In order to obtain "K", a calibration procedure can be followed which provides K easily. It is known that the temperatures of hot carbon particles and flame may range between 3,500° F. and 4,500° F. The optimum blade temperature is considerably below those temperatures, typically in the range of 2,500° F. A temperature representing an average temperature of the flame and hot carbon particles present in the turbine under consideration is selected. For example, a temperature of 4,200° is typical. Thus in this example, a reference source equivalent to flame at 4,200° F. is provided and is sensed by the pyrometer lens-head assembly 15. Gain controls 29 and 30 for setting the gains G1 and G2 of amplifiers 26 and 28 are adjusted so that when the pyrometer head is viewing the 4,200° F. source, the output from the difference amplifier 33 is nulled, or brought to zero. Under the equation, nulling will result when G2 /G1 =K, or in other words the ratio of the gain factors will be the same as the ratio between the outputs attributable to reflected radiation in each of the channels, when this reference temperature is used. This is the same K as discussed above.
The gain of the difference amplifier 33 can then be adjusted to give a convenient voltage range, for example, zero to ten volts DC for blade temperatures of 1,500° to 2,500° F.
FIG. 3 illustrates normalized curves modeling the output signals from amplifiers 26, 28 and 33 relative to temperature. The output curves for the outputs of amplifiers 26 and 28 are labeled V27 and V32, respectively, and the output from amplifier 33 is labeled Vc. In FIG. 3, the outputs are normalized at 1,200° F. and the output curve Vc is the modeled output set for a 4,200° F. flame.
It can be seen that the signal Vc is nonlinear and thus microprocessor 20 is programmed to calculate the blade temperature from Vc with a nonlinear program function.
Equation (4) above, indicates that the output Vc is a function of blade temperature only and the effect of reflected radiation has been substantially reduced by use of the scaling factor K.
It should be noted that the scaling factor K can be provided by a separate circuit connected between the output of amplifier 28 and the associated input of amplifier 33, if desired. If is further noted that the output from amplifier 33 (Vc) is independent of radiation due to sources at the calibration temperature where K was selected. For other flame and hot carbon particle temperatures, the output (Vc) is sensitive to the presence of such flame and hot carbon particles. The present invention substantially reduces such effects.

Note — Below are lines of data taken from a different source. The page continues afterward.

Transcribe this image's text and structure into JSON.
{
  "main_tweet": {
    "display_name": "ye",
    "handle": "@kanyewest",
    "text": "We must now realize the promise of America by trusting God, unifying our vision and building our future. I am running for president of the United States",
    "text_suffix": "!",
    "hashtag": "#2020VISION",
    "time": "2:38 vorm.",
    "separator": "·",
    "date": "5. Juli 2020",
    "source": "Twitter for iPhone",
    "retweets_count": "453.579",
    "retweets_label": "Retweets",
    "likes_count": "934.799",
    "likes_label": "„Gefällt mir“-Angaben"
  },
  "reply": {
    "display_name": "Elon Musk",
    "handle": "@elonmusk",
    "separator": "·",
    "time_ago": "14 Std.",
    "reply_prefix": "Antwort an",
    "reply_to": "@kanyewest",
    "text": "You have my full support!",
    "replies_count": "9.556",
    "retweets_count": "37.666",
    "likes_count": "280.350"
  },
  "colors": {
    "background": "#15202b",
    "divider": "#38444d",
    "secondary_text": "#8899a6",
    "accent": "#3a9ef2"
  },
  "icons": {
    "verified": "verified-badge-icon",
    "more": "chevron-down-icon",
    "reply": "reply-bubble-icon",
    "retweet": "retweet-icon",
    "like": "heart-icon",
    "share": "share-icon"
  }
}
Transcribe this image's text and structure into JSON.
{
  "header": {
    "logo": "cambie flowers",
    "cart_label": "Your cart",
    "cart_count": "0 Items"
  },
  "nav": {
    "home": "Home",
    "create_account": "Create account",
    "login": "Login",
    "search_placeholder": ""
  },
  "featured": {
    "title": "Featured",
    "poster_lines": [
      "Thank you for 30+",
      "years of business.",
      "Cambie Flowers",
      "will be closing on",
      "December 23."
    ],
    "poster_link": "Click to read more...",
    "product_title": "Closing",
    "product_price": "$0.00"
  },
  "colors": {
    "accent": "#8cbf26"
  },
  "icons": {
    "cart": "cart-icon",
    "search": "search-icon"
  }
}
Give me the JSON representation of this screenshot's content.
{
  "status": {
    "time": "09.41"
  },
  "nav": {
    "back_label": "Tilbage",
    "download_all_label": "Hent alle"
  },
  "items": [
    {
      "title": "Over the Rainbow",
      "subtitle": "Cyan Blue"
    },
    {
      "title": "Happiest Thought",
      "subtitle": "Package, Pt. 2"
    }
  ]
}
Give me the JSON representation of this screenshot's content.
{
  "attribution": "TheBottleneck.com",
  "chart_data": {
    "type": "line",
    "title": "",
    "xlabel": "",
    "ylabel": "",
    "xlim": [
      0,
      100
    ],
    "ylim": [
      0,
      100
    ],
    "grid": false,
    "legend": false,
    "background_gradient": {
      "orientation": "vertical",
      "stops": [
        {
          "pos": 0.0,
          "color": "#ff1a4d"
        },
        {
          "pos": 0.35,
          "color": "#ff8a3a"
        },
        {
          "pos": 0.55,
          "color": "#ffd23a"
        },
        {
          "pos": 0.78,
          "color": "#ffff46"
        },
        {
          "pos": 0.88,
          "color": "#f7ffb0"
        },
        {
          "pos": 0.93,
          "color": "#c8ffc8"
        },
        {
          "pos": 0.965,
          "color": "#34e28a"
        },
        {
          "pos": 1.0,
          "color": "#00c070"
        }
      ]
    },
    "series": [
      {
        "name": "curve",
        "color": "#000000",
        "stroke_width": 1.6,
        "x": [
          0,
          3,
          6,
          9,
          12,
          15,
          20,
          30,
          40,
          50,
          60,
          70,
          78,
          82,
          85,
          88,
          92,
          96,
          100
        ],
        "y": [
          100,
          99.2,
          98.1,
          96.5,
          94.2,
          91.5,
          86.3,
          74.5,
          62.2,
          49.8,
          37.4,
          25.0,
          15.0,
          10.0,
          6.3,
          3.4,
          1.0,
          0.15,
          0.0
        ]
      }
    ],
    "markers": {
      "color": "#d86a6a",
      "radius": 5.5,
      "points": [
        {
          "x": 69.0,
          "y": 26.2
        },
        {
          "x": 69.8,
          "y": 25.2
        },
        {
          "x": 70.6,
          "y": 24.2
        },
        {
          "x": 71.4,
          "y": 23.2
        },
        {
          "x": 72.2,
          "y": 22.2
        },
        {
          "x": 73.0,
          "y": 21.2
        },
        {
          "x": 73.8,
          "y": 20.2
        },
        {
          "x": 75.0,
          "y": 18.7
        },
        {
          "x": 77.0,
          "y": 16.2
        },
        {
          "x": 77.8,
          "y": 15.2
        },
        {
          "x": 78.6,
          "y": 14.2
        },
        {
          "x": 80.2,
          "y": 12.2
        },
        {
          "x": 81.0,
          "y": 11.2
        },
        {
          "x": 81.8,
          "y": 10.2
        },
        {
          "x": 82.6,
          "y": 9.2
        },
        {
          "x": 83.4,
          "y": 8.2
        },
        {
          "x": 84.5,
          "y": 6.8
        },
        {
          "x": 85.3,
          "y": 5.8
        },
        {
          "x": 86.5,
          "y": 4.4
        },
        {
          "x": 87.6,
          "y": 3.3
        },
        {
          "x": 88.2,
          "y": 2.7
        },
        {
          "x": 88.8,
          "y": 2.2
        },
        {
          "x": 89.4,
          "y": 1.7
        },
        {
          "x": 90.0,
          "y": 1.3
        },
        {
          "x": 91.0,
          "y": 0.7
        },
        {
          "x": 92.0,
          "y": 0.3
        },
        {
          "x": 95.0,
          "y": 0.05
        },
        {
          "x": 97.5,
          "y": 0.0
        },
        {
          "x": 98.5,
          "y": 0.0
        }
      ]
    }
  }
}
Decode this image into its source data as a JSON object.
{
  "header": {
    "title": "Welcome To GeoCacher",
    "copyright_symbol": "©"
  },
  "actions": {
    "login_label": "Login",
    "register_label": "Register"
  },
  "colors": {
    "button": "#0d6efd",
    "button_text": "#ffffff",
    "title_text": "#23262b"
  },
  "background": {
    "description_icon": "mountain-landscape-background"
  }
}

The elimination or substantial reduction from the output of the reflected radiation component of flame or hot carbon particle effect, as shown, provides reliable, easily used signals for directly obtaining a signal representative of blade temperature.